----- DATA IN THIS EXERCISE -----

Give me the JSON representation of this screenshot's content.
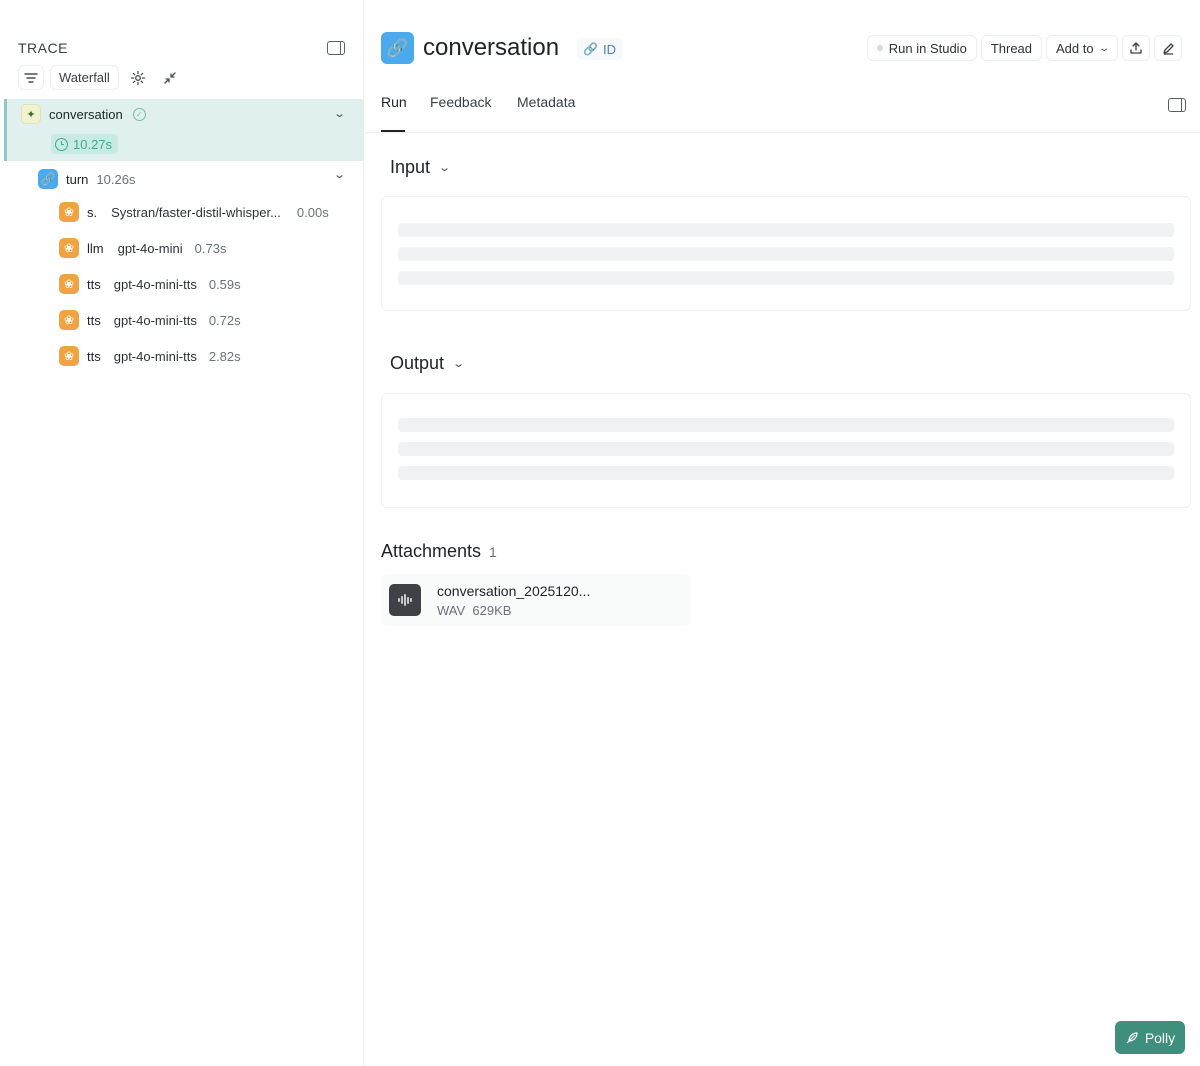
{
  "trace": {
    "title": "TRACE",
    "view_label": "Waterfall",
    "root": {
      "name": "conversation",
      "latency": "10.27s"
    },
    "turn": {
      "name": "turn",
      "latency": "10.26s"
    },
    "children": [
      {
        "type": "s.",
        "model": "Systran/faster-distil-whisper...",
        "latency": "0.00s"
      },
      {
        "type": "llm",
        "model": "gpt-4o-mini",
        "latency": "0.73s"
      },
      {
        "type": "tts",
        "model": "gpt-4o-mini-tts",
        "latency": "0.59s"
      },
      {
        "type": "tts",
        "model": "gpt-4o-mini-tts",
        "latency": "0.72s"
      },
      {
        "type": "tts",
        "model": "gpt-4o-mini-tts",
        "latency": "2.82s"
      }
    ]
  },
  "run": {
    "title": "conversation",
    "id_label": "ID",
    "actions": {
      "studio": "Run in Studio",
      "thread": "Thread",
      "add_to": "Add to"
    },
    "tabs": [
      "Run",
      "Feedback",
      "Metadata"
    ],
    "active_tab": "Run",
    "input_label": "Input",
    "output_label": "Output",
    "attachments": {
      "title": "Attachments",
      "count": "1",
      "file_name": "conversation_2025120...",
      "file_type": "WAV",
      "file_size": "629KB"
    }
  },
  "assistant_label": "Polly",
  "colors": {
    "selected_bg": "#dff0ee",
    "latency_green": "#3fa98f",
    "chain_blue": "#4ba9ee",
    "model_orange": "#f0a342",
    "polly_green": "#3f8f7e"
  }
}
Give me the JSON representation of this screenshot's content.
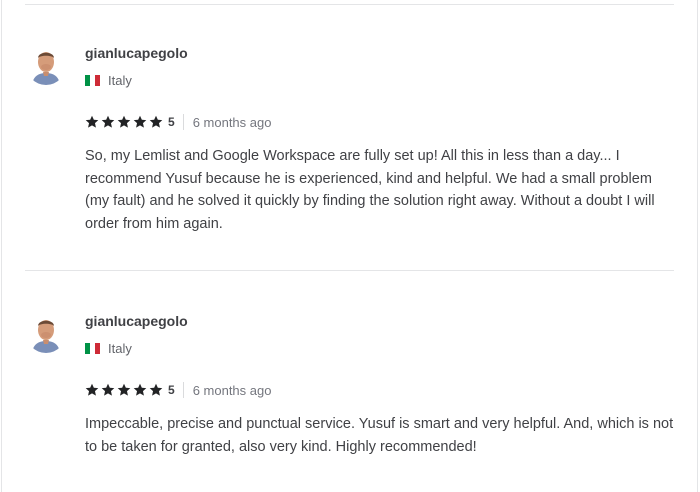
{
  "colors": {
    "divider": "#e4e5e7",
    "star": "#222325",
    "flag": [
      "#009246",
      "#ffffff",
      "#ce2b37"
    ]
  },
  "reviews": [
    {
      "username": "gianlucapegolo",
      "avatar_icon": "user-avatar",
      "country_flag_icon": "italy-flag-icon",
      "country": "Italy",
      "stars": 5,
      "score": "5",
      "time_ago": "6 months ago",
      "text": "So, my Lemlist and Google Workspace are fully set up! All this in less than a day... I recommend Yusuf because he is experienced, kind and helpful. We had a small problem (my fault) and he solved it quickly by finding the solution right away. Without a doubt I will order from him again."
    },
    {
      "username": "gianlucapegolo",
      "avatar_icon": "user-avatar",
      "country_flag_icon": "italy-flag-icon",
      "country": "Italy",
      "stars": 5,
      "score": "5",
      "time_ago": "6 months ago",
      "text": "Impeccable, precise and punctual service. Yusuf is smart and very helpful. And, which is not to be taken for granted, also very kind. Highly recommended!"
    }
  ]
}
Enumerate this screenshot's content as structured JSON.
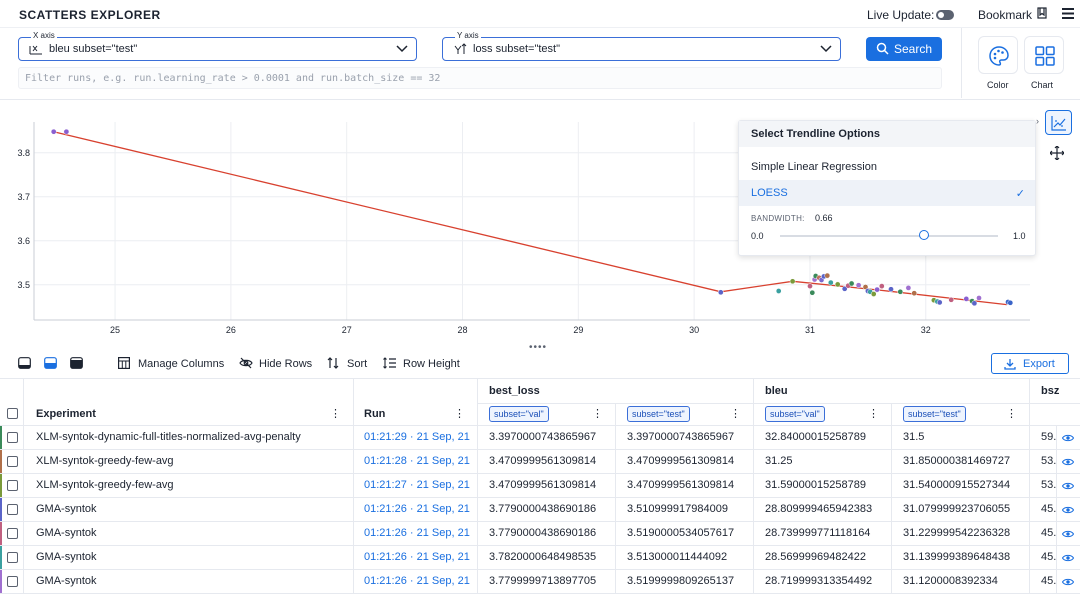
{
  "header": {
    "title": "SCATTERS EXPLORER",
    "live_update_label": "Live Update:",
    "bookmark_label": "Bookmark"
  },
  "x_axis": {
    "caption": "X axis",
    "value": "bleu subset=\"test\""
  },
  "y_axis": {
    "caption": "Y axis",
    "value": "loss subset=\"test\""
  },
  "search_label": "Search",
  "filter_placeholder": "Filter runs, e.g. run.learning_rate > 0.0001 and run.batch_size == 32",
  "side_tools": {
    "color_label": "Color",
    "chart_label": "Chart"
  },
  "trendline": {
    "title": "Select Trendline Options",
    "options": [
      "Simple Linear Regression",
      "LOESS"
    ],
    "selected": "LOESS",
    "bandwidth_label": "BANDWIDTH:",
    "bandwidth_value": "0.66",
    "bandwidth": 0.66,
    "min": "0.0",
    "max": "1.0"
  },
  "chart_data": {
    "type": "scatter",
    "xlabel": "",
    "ylabel": "",
    "xlim": [
      24.3,
      32.9
    ],
    "ylim": [
      3.42,
      3.87
    ],
    "x_ticks": [
      "25",
      "26",
      "27",
      "28",
      "29",
      "30",
      "31",
      "32"
    ],
    "y_ticks": [
      "3.8",
      "3.7",
      "3.6",
      "3.5"
    ],
    "grid": true,
    "points": [
      [
        24.47,
        3.848,
        "#8a5fd0"
      ],
      [
        24.58,
        3.848,
        "#8a5fd0"
      ],
      [
        30.23,
        3.483,
        "#5b64c8"
      ],
      [
        30.73,
        3.486,
        "#3aa0a0"
      ],
      [
        30.85,
        3.508,
        "#7a9a3a"
      ],
      [
        31.0,
        3.497,
        "#c06080"
      ],
      [
        31.02,
        3.482,
        "#3a8a5a"
      ],
      [
        31.04,
        3.512,
        "#a070d0"
      ],
      [
        31.05,
        3.52,
        "#3a8a5a"
      ],
      [
        31.08,
        3.516,
        "#c07060"
      ],
      [
        31.1,
        3.511,
        "#7a6ad0"
      ],
      [
        31.12,
        3.519,
        "#5b64c8"
      ],
      [
        31.15,
        3.521,
        "#b0704a"
      ],
      [
        31.18,
        3.505,
        "#3aa0a0"
      ],
      [
        31.24,
        3.501,
        "#7a9a3a"
      ],
      [
        31.3,
        3.491,
        "#5b64c8"
      ],
      [
        31.33,
        3.498,
        "#c06080"
      ],
      [
        31.36,
        3.503,
        "#3a8a5a"
      ],
      [
        31.42,
        3.499,
        "#a070d0"
      ],
      [
        31.48,
        3.495,
        "#b0704a"
      ],
      [
        31.5,
        3.486,
        "#5b64c8"
      ],
      [
        31.52,
        3.484,
        "#3aa0a0"
      ],
      [
        31.55,
        3.479,
        "#7a9a3a"
      ],
      [
        31.58,
        3.489,
        "#8a5fd0"
      ],
      [
        31.62,
        3.497,
        "#c06080"
      ],
      [
        31.7,
        3.49,
        "#5b64c8"
      ],
      [
        31.78,
        3.484,
        "#3a8a5a"
      ],
      [
        31.85,
        3.493,
        "#a070d0"
      ],
      [
        31.9,
        3.481,
        "#b0704a"
      ],
      [
        32.07,
        3.465,
        "#7a9a3a"
      ],
      [
        32.1,
        3.462,
        "#3aa0a0"
      ],
      [
        32.12,
        3.46,
        "#5b64c8"
      ],
      [
        32.22,
        3.466,
        "#c06080"
      ],
      [
        32.35,
        3.468,
        "#8a5fd0"
      ],
      [
        32.4,
        3.463,
        "#3a8a5a"
      ],
      [
        32.42,
        3.458,
        "#5b64c8"
      ],
      [
        32.46,
        3.47,
        "#a070d0"
      ],
      [
        32.71,
        3.461,
        "#3a64c8"
      ],
      [
        32.73,
        3.459,
        "#3a64c8"
      ]
    ],
    "trendline": [
      [
        24.47,
        3.848
      ],
      [
        30.23,
        3.484
      ],
      [
        30.85,
        3.508
      ],
      [
        31.6,
        3.488
      ],
      [
        32.7,
        3.455
      ]
    ]
  },
  "toolbar": {
    "manage_columns": "Manage Columns",
    "hide_rows": "Hide Rows",
    "sort": "Sort",
    "row_height": "Row Height",
    "export": "Export",
    "drag_handle": "••••"
  },
  "table": {
    "groups": {
      "best_loss": "best_loss",
      "bleu": "bleu",
      "bsz": "bsz"
    },
    "headers": {
      "experiment": "Experiment",
      "run": "Run"
    },
    "chips": {
      "val": "subset=\"val\"",
      "test": "subset=\"test\""
    },
    "rows": [
      {
        "experiment": "XLM-syntok-dynamic-full-titles-normalized-avg-penalty",
        "run": "01:21:29 · 21 Sep, 21",
        "loss_val": "3.3970000743865967",
        "loss_test": "3.3970000743865967",
        "bleu_val": "32.84000015258789",
        "bleu_test": "31.5",
        "bsz": "59.",
        "color": "#3a8a5a"
      },
      {
        "experiment": "XLM-syntok-greedy-few-avg",
        "run": "01:21:28 · 21 Sep, 21",
        "loss_val": "3.4709999561309814",
        "loss_test": "3.4709999561309814",
        "bleu_val": "31.25",
        "bleu_test": "31.850000381469727",
        "bsz": "53.",
        "color": "#b0704a"
      },
      {
        "experiment": "XLM-syntok-greedy-few-avg",
        "run": "01:21:27 · 21 Sep, 21",
        "loss_val": "3.4709999561309814",
        "loss_test": "3.4709999561309814",
        "bleu_val": "31.59000015258789",
        "bleu_test": "31.540000915527344",
        "bsz": "53.",
        "color": "#7a9a3a"
      },
      {
        "experiment": "GMA-syntok",
        "run": "01:21:26 · 21 Sep, 21",
        "loss_val": "3.7790000438690186",
        "loss_test": "3.510999917984009",
        "bleu_val": "28.809999465942383",
        "bleu_test": "31.079999923706055",
        "bsz": "45.",
        "color": "#5b64c8"
      },
      {
        "experiment": "GMA-syntok",
        "run": "01:21:26 · 21 Sep, 21",
        "loss_val": "3.7790000438690186",
        "loss_test": "3.5190000534057617",
        "bleu_val": "28.739999771118164",
        "bleu_test": "31.229999542236328",
        "bsz": "45.",
        "color": "#c06080"
      },
      {
        "experiment": "GMA-syntok",
        "run": "01:21:26 · 21 Sep, 21",
        "loss_val": "3.7820000648498535",
        "loss_test": "3.513000011444092",
        "bleu_val": "28.56999969482422",
        "bleu_test": "31.139999389648438",
        "bsz": "45.",
        "color": "#3aa0a0"
      },
      {
        "experiment": "GMA-syntok",
        "run": "01:21:26 · 21 Sep, 21",
        "loss_val": "3.7799999713897705",
        "loss_test": "3.5199999809265137",
        "bleu_val": "28.719999313354492",
        "bleu_test": "31.1200008392334",
        "bsz": "45.",
        "color": "#a070d0"
      }
    ]
  }
}
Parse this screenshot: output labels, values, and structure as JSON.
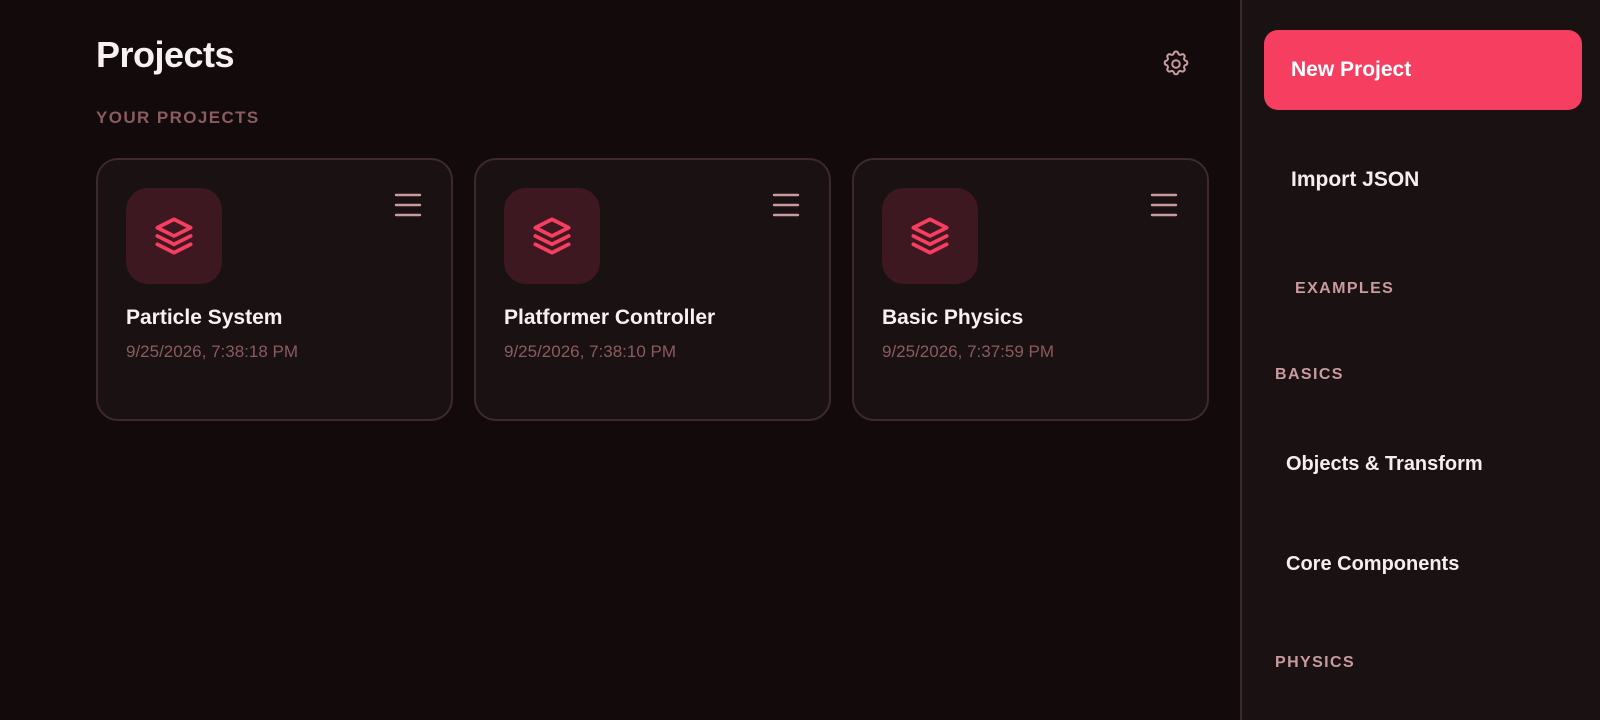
{
  "main": {
    "title": "Projects",
    "section_label": "YOUR PROJECTS",
    "settings_icon": "gear-icon",
    "projects": [
      {
        "name": "Particle System",
        "date": "9/25/2026, 7:38:18 PM",
        "icon": "layers-icon",
        "menu_icon": "hamburger-menu-icon"
      },
      {
        "name": "Platformer Controller",
        "date": "9/25/2026, 7:38:10 PM",
        "icon": "layers-icon",
        "menu_icon": "hamburger-menu-icon"
      },
      {
        "name": "Basic Physics",
        "date": "9/25/2026, 7:37:59 PM",
        "icon": "layers-icon",
        "menu_icon": "hamburger-menu-icon"
      }
    ]
  },
  "sidebar": {
    "new_project_label": "New Project",
    "import_label": "Import JSON",
    "examples_label": "EXAMPLES",
    "basics_label": "BASICS",
    "basics_items": [
      "Objects & Transform",
      "Core Components"
    ],
    "physics_label": "PHYSICS"
  },
  "colors": {
    "accent": "#f53e60",
    "background": "#120a0b",
    "card_background": "#1a1112",
    "muted_text": "#8a5b5f"
  }
}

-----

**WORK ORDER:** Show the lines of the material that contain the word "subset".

**SOLUTION TO THIS TASK:**
    "value": "bleu subset=\"test\""
    "value": "loss subset=\"test\""
      "val": "subset=\"val\"",
      "test": "subset=\"test\""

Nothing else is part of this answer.